    Please click here for further details of the application process, including the link to apply for this opportunity

    Funding route Fees only


    Deadline
    31/08/2017

    Jibin He

    The application of hyper/multi-spectral imaging to monitor the quality and safety of raw potato tubes and processed potato products
    (FO-SSED-7)

    Acrylamide is a chemical compound classified as potential carcinogenic to human by IARC (International Agency for Research on Cancer). It is a reaction product of Maillard reaction, which occur in high temperature food process such as baking and frying. As a product of Maillard reaction, the acrylamide content in fried potato product is directly associated with the reducing sugar content as well as asparagine content. Along with reducing sugars, other compounds such as ascorbic acid, chlorogenic acid isomer and amino acids (particularly glutamine and asparagine) are also identified to influence the acrylamide content of fried potato products.

    Researches shown that it is possible to analysis some of these factors using rapid spectra method, good correlation was obtained between the NIS/NIR reflectance spectra and reducing sugars content (fructose and glucose), total amino acid, dry matter and starch for raw potato tubes, which is promising to be used to model the possibility of the formation of acrylamide in processed potato products.

    I propose this project to develop a prototype hyperspectral imaging system in visible and near-infrared (VIS/NIR) wavelength range (400nm - 1700nm) for rapid and non-destructive quality evaluation of raw potatoes and its end product—crisps , and the system can be further developed into a low-cost multispectral online sorting system. The project will utilise physical chemistry, analytical chemistry and statistical methods to deliver the proposed objectives. This project proposal is co-developed with Dr Bo Li, NIAB (National Institute of Agricultural Botany). It will build on my pervious completed research project (INNOVATE UK found R&D project in collaboration with Sainsbury’s and its suppliers, 2013-2016) and Dr Li’s expertise on hyperspectral imaging.

    Please click here for further details of the application process, including the link to apply for this opportunity

    Funding route Fees only


    Deadline
    31/08/2017

    Jibin He

    Innovative technique to alter and control wettability of hydrocarbon reservoir to favourable wettability using electrical potential (WALEP).
    (FO-SSED-8)

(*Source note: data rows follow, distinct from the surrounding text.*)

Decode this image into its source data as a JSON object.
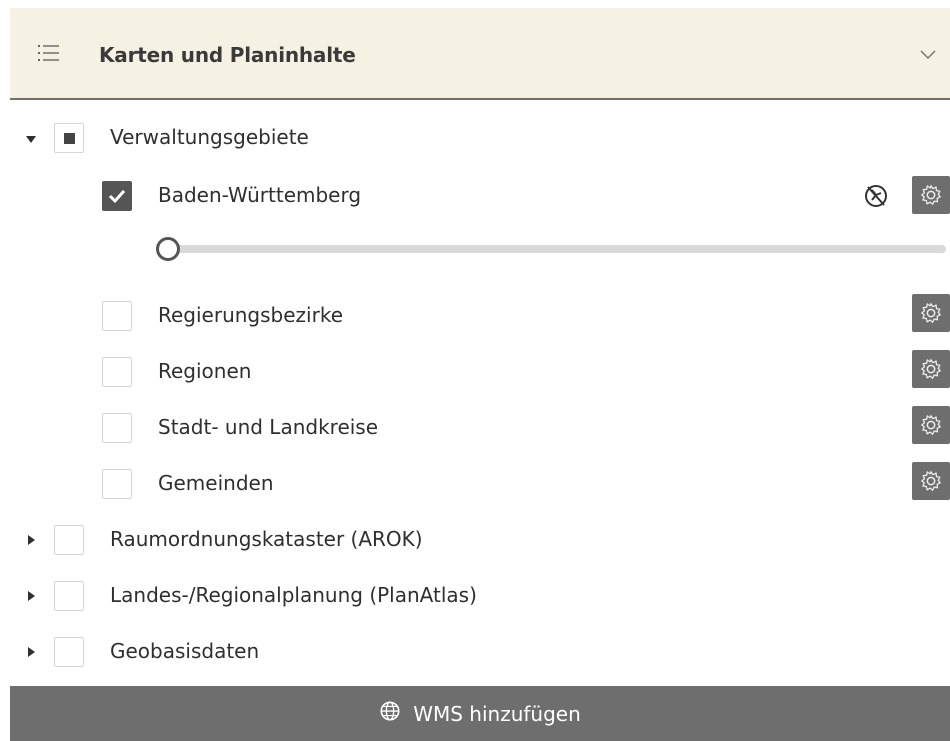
{
  "panel": {
    "title": "Karten und Planinhalte"
  },
  "tree": {
    "verwaltungsgebiete": {
      "label": "Verwaltungsgebiete",
      "expanded": true,
      "state": "partial"
    },
    "children": [
      {
        "label": "Baden-Württemberg",
        "checked": true
      },
      {
        "label": "Regierungsbezirke",
        "checked": false
      },
      {
        "label": "Regionen",
        "checked": false
      },
      {
        "label": "Stadt- und Landkreise",
        "checked": false
      },
      {
        "label": "Gemeinden",
        "checked": false
      }
    ],
    "groups": [
      {
        "label": "Raumordnungskataster (AROK)",
        "expanded": false,
        "checked": false
      },
      {
        "label": "Landes-/Regionalplanung (PlanAtlas)",
        "expanded": false,
        "checked": false
      },
      {
        "label": "Geobasisdaten",
        "expanded": false,
        "checked": false
      }
    ]
  },
  "opacity_slider": {
    "value": 0
  },
  "footer": {
    "label": "WMS hinzufügen"
  },
  "colors": {
    "header_bg": "#f5f2e3",
    "button_bg": "#6e6e6e",
    "checked_bg": "#555555"
  },
  "icons": [
    "list-icon",
    "chevron-down-icon",
    "caret-down-icon",
    "caret-right-icon",
    "checkmark-icon",
    "globe-crossed-icon",
    "gear-icon",
    "globe-icon"
  ]
}
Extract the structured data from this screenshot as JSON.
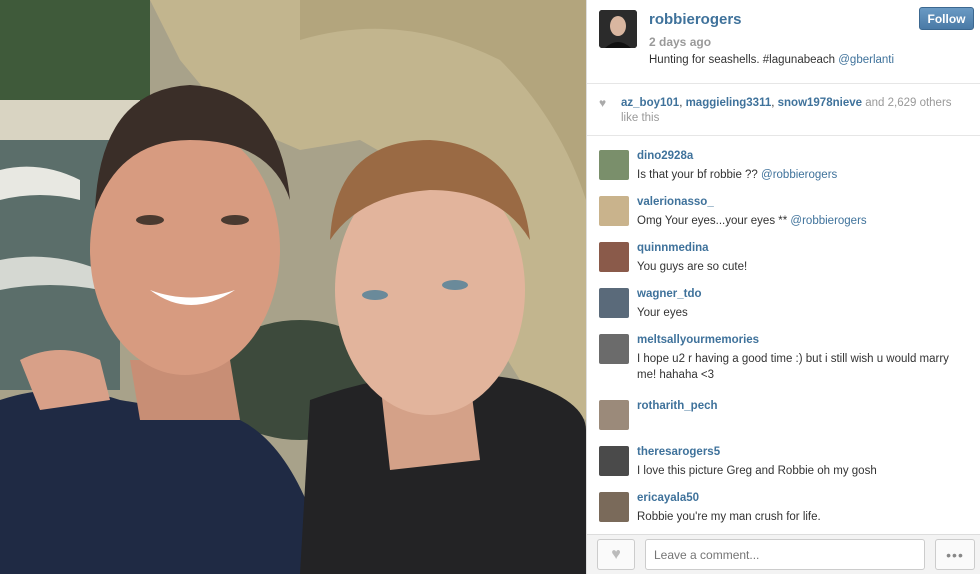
{
  "post": {
    "username": "robbierogers",
    "time_ago": "2 days ago",
    "caption_text": "Hunting for seashells. #lagunabeach",
    "caption_mention": "@gberlanti",
    "follow_label": "Follow"
  },
  "likes": {
    "likers": [
      "az_boy101",
      "maggieling3311",
      "snow1978nieve"
    ],
    "rest_text": "and 2,629 others like this"
  },
  "comments": [
    {
      "user": "dino2928a",
      "text": "Is that your bf robbie ??",
      "mention": "@robbierogers",
      "avatar_color": "#7a8f6b"
    },
    {
      "user": "valerionasso_",
      "text": "Omg Your eyes...your eyes **",
      "mention": "@robbierogers",
      "avatar_color": "#c9b38c"
    },
    {
      "user": "quinnmedina",
      "text": "You guys are so cute!",
      "mention": "",
      "avatar_color": "#8a5a4a"
    },
    {
      "user": "wagner_tdo",
      "text": "Your eyes ",
      "mention": "",
      "avatar_color": "#5a6a7a"
    },
    {
      "user": "meltsallyourmemories",
      "text": "I hope u2 r having a good time :) but i still wish u would marry me! hahaha <3",
      "mention": "",
      "avatar_color": "#6b6b6b"
    },
    {
      "user": "rotharith_pech",
      "text": "",
      "mention": "",
      "avatar_color": "#9b8a7a"
    },
    {
      "user": "theresarogers5",
      "text": "I love this picture Greg and Robbie oh my gosh",
      "mention": "",
      "avatar_color": "#4a4a4a"
    },
    {
      "user": "ericayala50",
      "text": "Robbie you're my man crush for life. ",
      "mention": "",
      "avatar_color": "#7a6a5a"
    }
  ],
  "footer": {
    "comment_placeholder": "Leave a comment..."
  },
  "icons": {
    "heart": "heart-icon",
    "more": "more-icon"
  },
  "colors": {
    "link": "#3f729b",
    "follow_button": "#517fa4"
  }
}
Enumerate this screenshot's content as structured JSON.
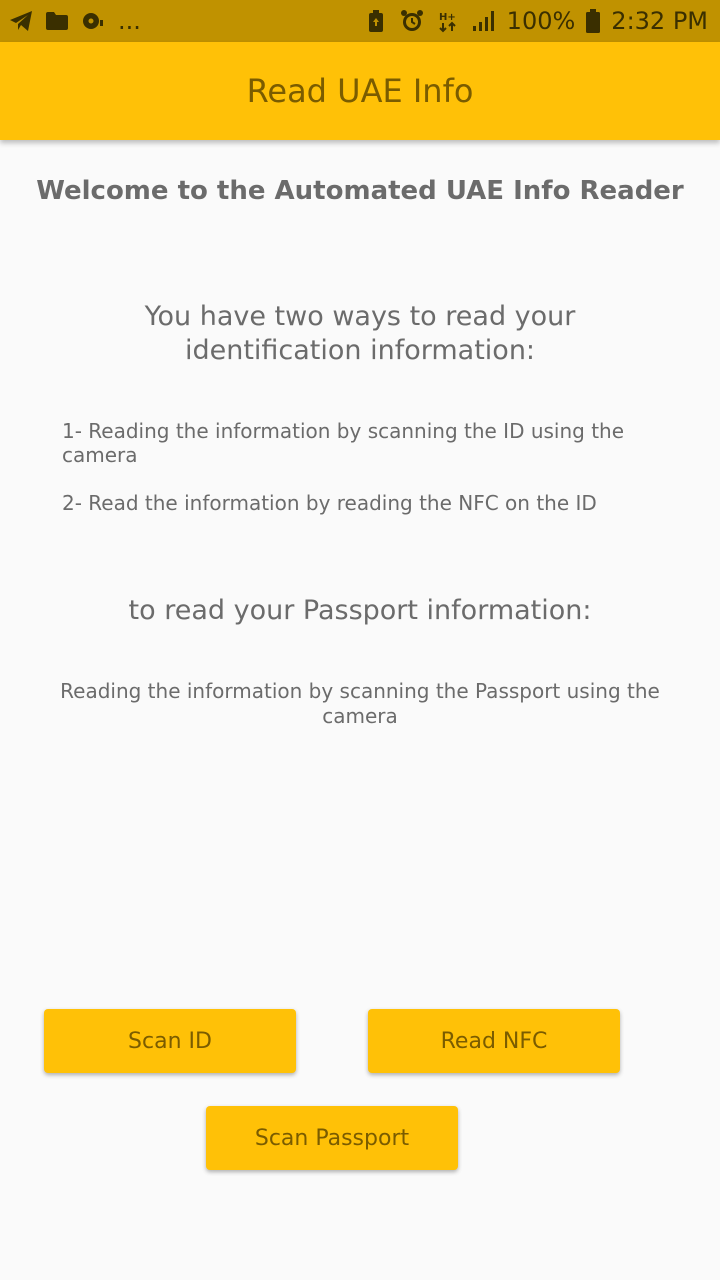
{
  "status_bar": {
    "dots": "...",
    "battery_percent": "100%",
    "time": "2:32 PM",
    "icons_left": [
      "telegram-icon",
      "folder-icon",
      "media-icon"
    ],
    "icons_right": [
      "battery-saver-icon",
      "alarm-icon",
      "hplus-data-icon",
      "signal-icon",
      "battery-icon"
    ]
  },
  "app_bar": {
    "title": "Read UAE Info"
  },
  "main": {
    "welcome": "Welcome to the Automated UAE Info Reader",
    "two_ways": "You have two ways to read your identification information:",
    "item1": "1- Reading the information by scanning the ID using the camera",
    "item2": "2- Read the information by reading the NFC on the ID",
    "passport_heading": "to read your Passport information:",
    "passport_desc": "Reading the information by scanning the Passport using the camera"
  },
  "buttons": {
    "scan_id": "Scan ID",
    "read_nfc": "Read NFC",
    "scan_passport": "Scan Passport"
  },
  "colors": {
    "status_bar": "#c09200",
    "app_bar": "#ffc107",
    "button": "#ffc107",
    "title_text": "#7a5c00",
    "body_text": "#6b6b6b",
    "background": "#fafafa"
  }
}
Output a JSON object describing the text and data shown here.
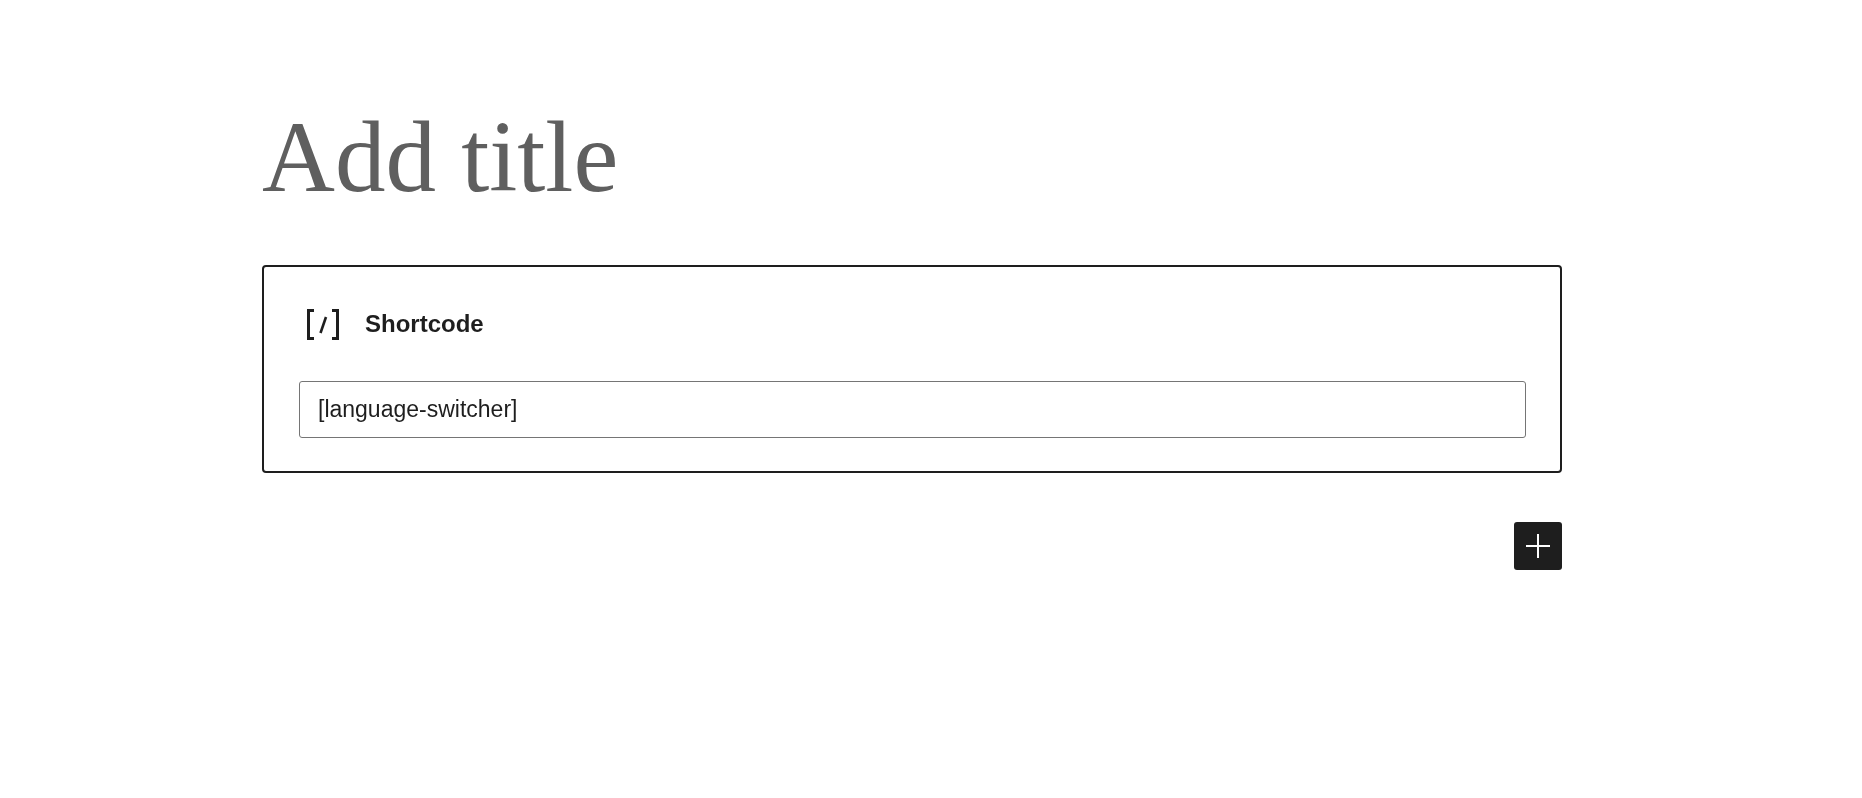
{
  "title": {
    "placeholder": "Add title"
  },
  "block": {
    "name": "Shortcode",
    "input": {
      "value": "[language-switcher]"
    }
  }
}
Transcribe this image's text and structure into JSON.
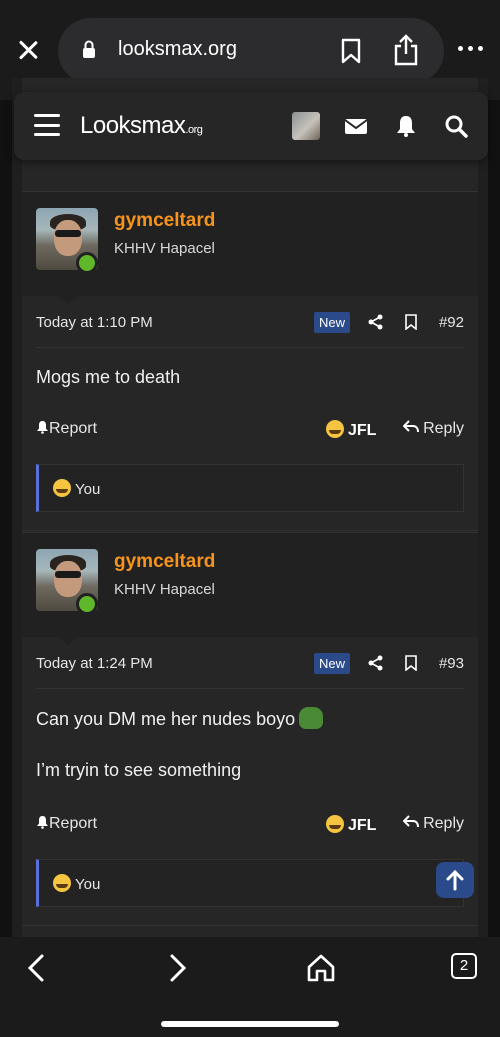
{
  "browser": {
    "url": "looksmax.org",
    "tab_count": "2"
  },
  "ghost": {
    "left": "Report",
    "right": "Reply"
  },
  "header": {
    "logo_main": "Looksmax",
    "logo_tld": ".org"
  },
  "posts": [
    {
      "username": "gymceltard",
      "user_title": "KHHV Hapacel",
      "date": "Today at 1:10 PM",
      "badge": "New",
      "number": "#92",
      "body_lines": [
        "Mogs me to death"
      ],
      "report_label": "Report",
      "reaction_label": "JFL",
      "reply_label": "Reply",
      "reacted_by": "You"
    },
    {
      "username": "gymceltard",
      "user_title": "KHHV Hapacel",
      "date": "Today at 1:24 PM",
      "badge": "New",
      "number": "#93",
      "body_lines": [
        "Can you DM me her nudes boyo",
        "I’m tryin to see something"
      ],
      "report_label": "Report",
      "reaction_label": "JFL",
      "reply_label": "Reply",
      "reacted_by": "You"
    }
  ],
  "colors": {
    "username": "#f7941d",
    "badge_bg": "#2b4a8a",
    "online": "#5fb72a",
    "reaction_border": "#5a6fd8"
  }
}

    There are several methods to alter wettability of rock surfaces from oil-wet to water-wet. Among all, water flooding in combination with additives such as cationic and anionic surfactants, low salinity water flooding, alkaline flooding, and thermal are the most common methods which have been applied by oil companies. Application of Electrical Potential in Wettability Alteration (WALEP) of reservoir rock is a novel technique which has not been studied as yet. Several factors may affect the selection of method such as rock type, reservoir temperature and pressure, oil composition, formation water composition, and last but not least field location. Dependency of the method of wettability alteration to those numerous factors may complicate the process hence lowering the performance up to 80% and in some cases even shown negative impact. Moreover all available methods are subjected to environmental impact, as well as long payback time (up to 3-4 years) which may affect the oil and gas company finance in long run. This project adopts a novel technique to alter and control the wettability of hydrocarbon reservoir rocks to favourable wettability where more hydrocarbons can be extracted effectively, eco-friendly, and economically. The project consists of several set of core flooding tests, and contact angle measurements on the selected rock samples. The experiments will mainly take place at the petroleum engineering laboratories at Teesside University.

    Please click here for further details of the application process, including the link to apply for this opportunity

    Funding route Fees only


    Deadline
    31/08/2017

    Dr Sina Rezaei-Gomari